## TASK PROMPT
Without pictures, retype the following entries exactly.

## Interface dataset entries
◆ ◆ ◆ ◆ ◆ ◆ ◆

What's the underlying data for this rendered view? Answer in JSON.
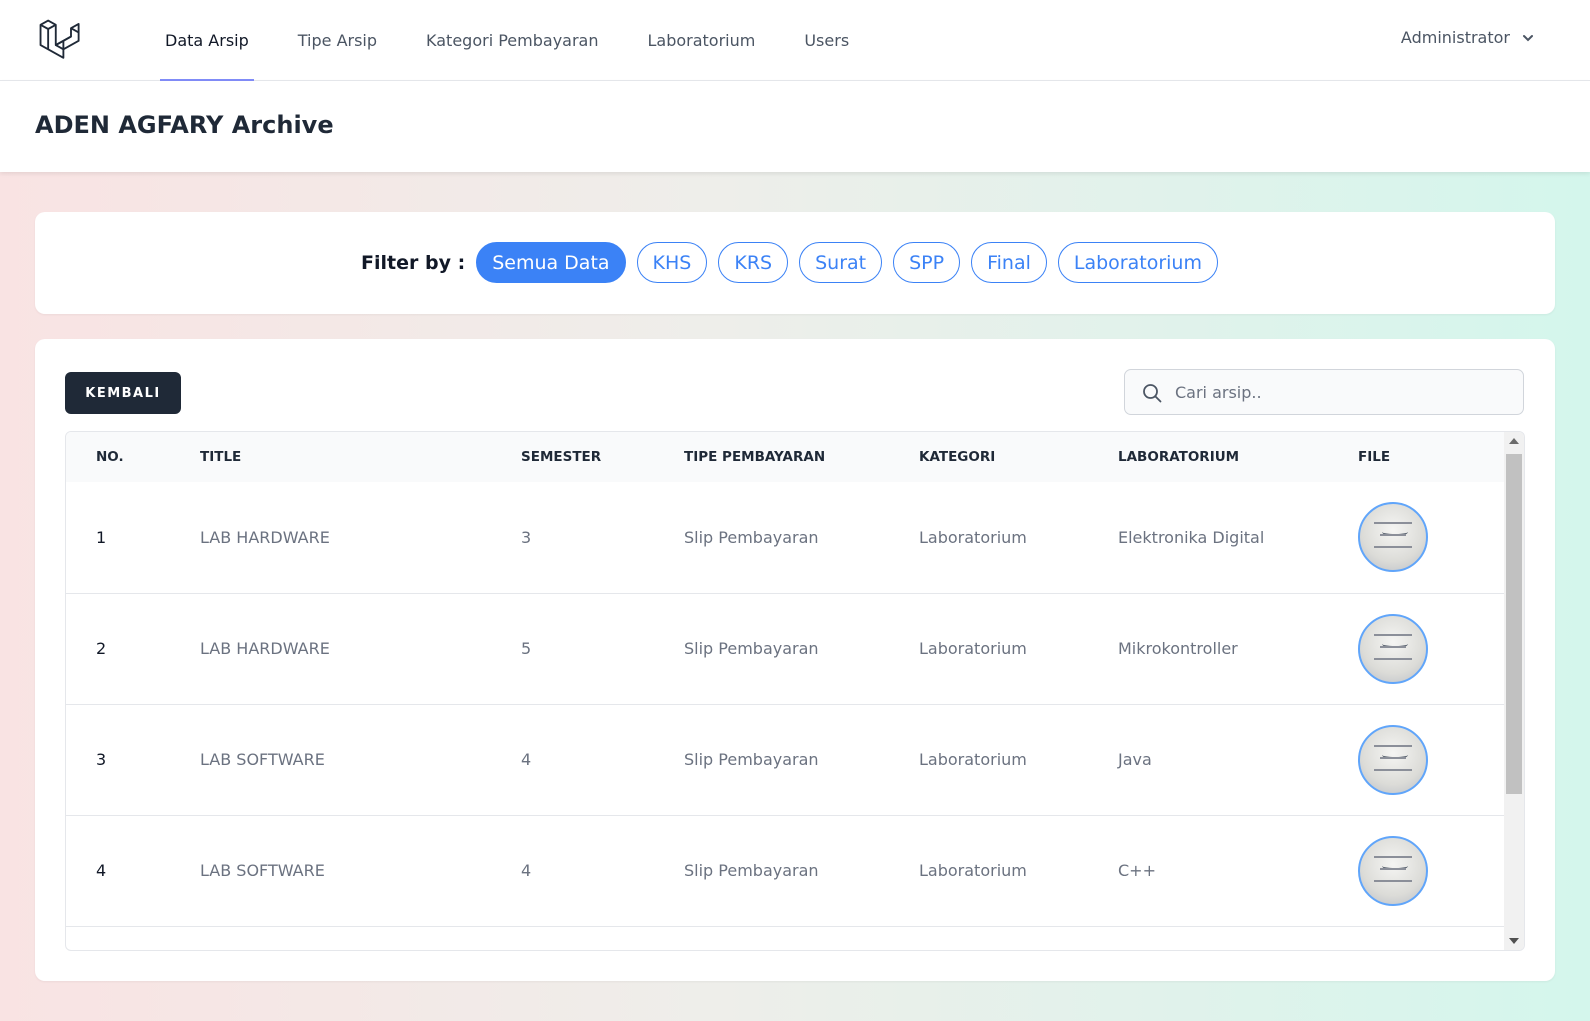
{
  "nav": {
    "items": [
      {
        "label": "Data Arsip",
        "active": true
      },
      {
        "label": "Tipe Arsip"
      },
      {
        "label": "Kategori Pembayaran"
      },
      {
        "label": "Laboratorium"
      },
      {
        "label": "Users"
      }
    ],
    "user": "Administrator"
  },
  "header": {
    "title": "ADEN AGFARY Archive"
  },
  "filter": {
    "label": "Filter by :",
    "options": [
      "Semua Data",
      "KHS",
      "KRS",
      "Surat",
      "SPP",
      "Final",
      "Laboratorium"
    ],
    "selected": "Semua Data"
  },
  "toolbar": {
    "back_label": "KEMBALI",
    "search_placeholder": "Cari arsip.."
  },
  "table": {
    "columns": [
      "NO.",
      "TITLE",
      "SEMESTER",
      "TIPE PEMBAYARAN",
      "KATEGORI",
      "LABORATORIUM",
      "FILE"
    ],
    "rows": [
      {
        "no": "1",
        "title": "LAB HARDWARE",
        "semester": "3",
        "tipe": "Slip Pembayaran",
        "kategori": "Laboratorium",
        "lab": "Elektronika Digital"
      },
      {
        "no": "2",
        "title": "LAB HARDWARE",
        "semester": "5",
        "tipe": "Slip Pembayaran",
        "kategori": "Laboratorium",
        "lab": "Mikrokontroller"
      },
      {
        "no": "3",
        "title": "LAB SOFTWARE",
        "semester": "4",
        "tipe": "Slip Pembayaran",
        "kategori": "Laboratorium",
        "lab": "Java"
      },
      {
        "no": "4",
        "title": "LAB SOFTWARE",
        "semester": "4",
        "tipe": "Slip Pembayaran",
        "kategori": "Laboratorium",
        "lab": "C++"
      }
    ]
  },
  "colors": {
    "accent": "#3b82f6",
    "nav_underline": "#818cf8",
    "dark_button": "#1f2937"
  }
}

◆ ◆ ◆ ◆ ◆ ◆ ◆

## SOLUTION TO THIS EXERCISE
What's the underlying data for this rendered view? Answer in JSON.
{
  "nav": {
    "items": [
      {
        "label": "Data Arsip",
        "active": true
      },
      {
        "label": "Tipe Arsip"
      },
      {
        "label": "Kategori Pembayaran"
      },
      {
        "label": "Laboratorium"
      },
      {
        "label": "Users"
      }
    ],
    "user": "Administrator"
  },
  "header": {
    "title": "ADEN AGFARY Archive"
  },
  "filter": {
    "label": "Filter by :",
    "options": [
      "Semua Data",
      "KHS",
      "KRS",
      "Surat",
      "SPP",
      "Final",
      "Laboratorium"
    ],
    "selected": "Semua Data"
  },
  "toolbar": {
    "back_label": "KEMBALI",
    "search_placeholder": "Cari arsip.."
  },
  "table": {
    "columns": [
      "NO.",
      "TITLE",
      "SEMESTER",
      "TIPE PEMBAYARAN",
      "KATEGORI",
      "LABORATORIUM",
      "FILE"
    ],
    "rows": [
      {
        "no": "1",
        "title": "LAB HARDWARE",
        "semester": "3",
        "tipe": "Slip Pembayaran",
        "kategori": "Laboratorium",
        "lab": "Elektronika Digital"
      },
      {
        "no": "2",
        "title": "LAB HARDWARE",
        "semester": "5",
        "tipe": "Slip Pembayaran",
        "kategori": "Laboratorium",
        "lab": "Mikrokontroller"
      },
      {
        "no": "3",
        "title": "LAB SOFTWARE",
        "semester": "4",
        "tipe": "Slip Pembayaran",
        "kategori": "Laboratorium",
        "lab": "Java"
      },
      {
        "no": "4",
        "title": "LAB SOFTWARE",
        "semester": "4",
        "tipe": "Slip Pembayaran",
        "kategori": "Laboratorium",
        "lab": "C++"
      }
    ]
  },
  "colors": {
    "accent": "#3b82f6",
    "nav_underline": "#818cf8",
    "dark_button": "#1f2937"
  }
}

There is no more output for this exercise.